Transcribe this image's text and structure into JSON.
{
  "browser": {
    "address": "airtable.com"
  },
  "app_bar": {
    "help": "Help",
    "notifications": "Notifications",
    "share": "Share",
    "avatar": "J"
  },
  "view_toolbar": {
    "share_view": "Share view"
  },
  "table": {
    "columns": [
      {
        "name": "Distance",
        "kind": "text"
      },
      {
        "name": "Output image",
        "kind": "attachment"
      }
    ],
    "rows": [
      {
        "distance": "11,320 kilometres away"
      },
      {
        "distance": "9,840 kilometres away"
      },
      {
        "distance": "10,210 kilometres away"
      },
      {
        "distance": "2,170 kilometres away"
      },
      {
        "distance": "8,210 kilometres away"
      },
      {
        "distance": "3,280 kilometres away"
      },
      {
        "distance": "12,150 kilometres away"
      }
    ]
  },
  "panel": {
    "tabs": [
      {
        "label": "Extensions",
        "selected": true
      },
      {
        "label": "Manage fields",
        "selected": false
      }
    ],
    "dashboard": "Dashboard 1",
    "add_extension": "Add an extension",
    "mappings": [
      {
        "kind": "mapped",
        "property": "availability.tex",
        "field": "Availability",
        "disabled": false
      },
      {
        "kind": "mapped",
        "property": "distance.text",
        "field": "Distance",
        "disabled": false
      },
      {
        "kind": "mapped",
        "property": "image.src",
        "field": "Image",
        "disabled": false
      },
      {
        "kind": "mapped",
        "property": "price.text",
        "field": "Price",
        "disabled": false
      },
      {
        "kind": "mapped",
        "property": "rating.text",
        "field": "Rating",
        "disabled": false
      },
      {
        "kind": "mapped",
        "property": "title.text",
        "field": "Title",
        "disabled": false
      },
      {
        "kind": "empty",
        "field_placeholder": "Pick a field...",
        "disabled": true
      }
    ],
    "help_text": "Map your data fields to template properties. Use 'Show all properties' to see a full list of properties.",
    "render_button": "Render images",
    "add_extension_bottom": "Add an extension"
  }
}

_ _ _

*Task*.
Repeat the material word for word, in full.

*Response to this exercise*.
Transcribe this image's text and structure into JSON.
{
  "browser": {
    "address": "airtable.com"
  },
  "app_bar": {
    "help": "Help",
    "notifications": "Notifications",
    "share": "Share",
    "avatar": "J"
  },
  "view_toolbar": {
    "share_view": "Share view"
  },
  "table": {
    "columns": [
      {
        "name": "Distance",
        "kind": "text"
      },
      {
        "name": "Output image",
        "kind": "attachment"
      }
    ],
    "rows": [
      {
        "distance": "11,320 kilometres away"
      },
      {
        "distance": "9,840 kilometres away"
      },
      {
        "distance": "10,210 kilometres away"
      },
      {
        "distance": "2,170 kilometres away"
      },
      {
        "distance": "8,210 kilometres away"
      },
      {
        "distance": "3,280 kilometres away"
      },
      {
        "distance": "12,150 kilometres away"
      }
    ]
  },
  "panel": {
    "tabs": [
      {
        "label": "Extensions",
        "selected": true
      },
      {
        "label": "Manage fields",
        "selected": false
      }
    ],
    "dashboard": "Dashboard 1",
    "add_extension": "Add an extension",
    "mappings": [
      {
        "kind": "mapped",
        "property": "availability.tex",
        "field": "Availability",
        "disabled": false
      },
      {
        "kind": "mapped",
        "property": "distance.text",
        "field": "Distance",
        "disabled": false
      },
      {
        "kind": "mapped",
        "property": "image.src",
        "field": "Image",
        "disabled": false
      },
      {
        "kind": "mapped",
        "property": "price.text",
        "field": "Price",
        "disabled": false
      },
      {
        "kind": "mapped",
        "property": "rating.text",
        "field": "Rating",
        "disabled": false
      },
      {
        "kind": "mapped",
        "property": "title.text",
        "field": "Title",
        "disabled": false
      },
      {
        "kind": "empty",
        "field_placeholder": "Pick a field...",
        "disabled": true
      }
    ],
    "help_text": "Map your data fields to template properties. Use 'Show all properties' to see a full list of properties.",
    "render_button": "Render images",
    "add_extension_bottom": "Add an extension"
  }
}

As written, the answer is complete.